I had been watching the news on TV with a friend earlier this weekend, and was away from the set making a cup of tea when he called over to me and said, 'Rupert Murdoch must be thanking his lucky stars.'
The news, of course, was the bomb blast from Oslo, and anyone who has watched the news in the last forty-eight hours will know what happened next. Regular readers of my column will know that I have written in the past about my interest in the psychology of mass killings so I'll be preparing an entry on Anders Breivik later in the week (specifically because he does not fit the typical mass-killer profile, and evidence has since emerged suggesting that the killings were politically motivated.)
Amidst a maelstrom of confusion and contradictory reports about the scale of the killings abroad, on the same afternoon a small black bodybag left a house in Camden, and the reaction to Amy Winehouse's death has been less charitable than that afforded to those murdered on the tiny island retreat of Utoeya.
I will admit that I had never been Amy Winehouse's biggest fan. Sure, she could sing, but the talent belied a career that despite two well-received albums and five Grammy awards, never came close to scaling the heights that it could and should have done.
The thing that amazes me most since Winehouse's passing has been the campaign of vitriol towards her on Facebook and Twitter. I have seen posts actively celebrating her death and further comments encouraging Pete Doherty to join her. I have also seen comments suggesting that people who have posted positive things about her since her death should be ashamed to do so in the context of the Norwegian violence and the general state of the world at large. I feel that this misses the point somewhat.
So why does the death of a young and talented musician due to her self-destructive urges cause some of us to react in this manner? Part of the context of these comments reflects Winehouse's reported spending on drugs - suggested by some Sunday newspapers to be several thousand pounds a week - and money is typically a key factor that inspires jealousy in others.
There is also the sense of wasted talent that some will view with intense frustration. Given the nature of her troubled personal life, it may be going too far to suggest that Winehouse was a role model, but as most of us do not share her talent, we feel that if those same opportunities had been afforded to us, we would have treated them in a more responsible fashion and been somehow more worthy of them.
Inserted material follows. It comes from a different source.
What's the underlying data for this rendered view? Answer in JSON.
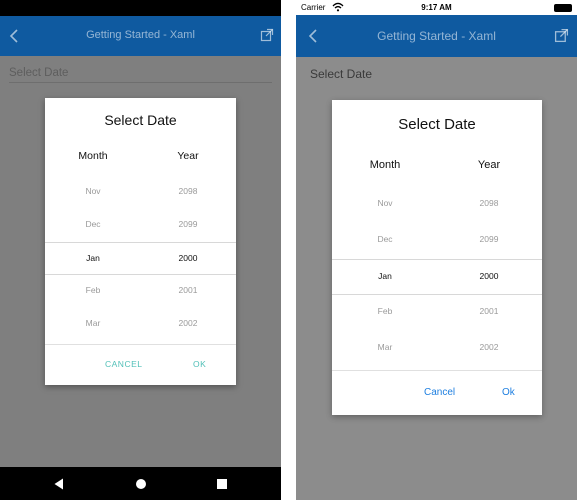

This sense of frustration then increases with every cancelled concert, poor stage performance and front-page newspaper appearance.
Of course, there is a key difference between Winehouse's death and those who died in Norway - a murder victim will naturally be viewed more sympathetically than someone who loses their life due to substance abuse (assuming that this turns out to be the case for Winehouse.) That said, there are similarities too - the sudden, shocking nature of the end, the youthfulness of those that died, the sense of needless waste and loss. Also, to many, the proximity of an British celebrity will naturally pique more interest than a number of anonymous deaths in a foreign country. Of course, to observe this is not a suggestion that those deaths are any less significant or worthy of our attention.
'Addiction is a primary, chronic disease of brain reward, motivation, memory and related circuitry. Without treatment or engagement in recovery activities, addiction is progressive and can result in disability or premature death.' These sentences are borrowed from the American Society of Addiction Medicine and would seem to me to be an accurate description of Winehouse's illness. They should force us to examine the assumption that one can overcome substance abuse and psychological dependence by simply applying willpower.
The purpose of this post is not to play down the significance of the terrible violence we have seen this weekend in Norway, or in any way to glorify or condone the actions that led to Amy Winehouse's demise. It is simply to remind us all that each person who has died in these separate tragedies is someone's son or daughter, and in death each of them deserves the same respect and dignity.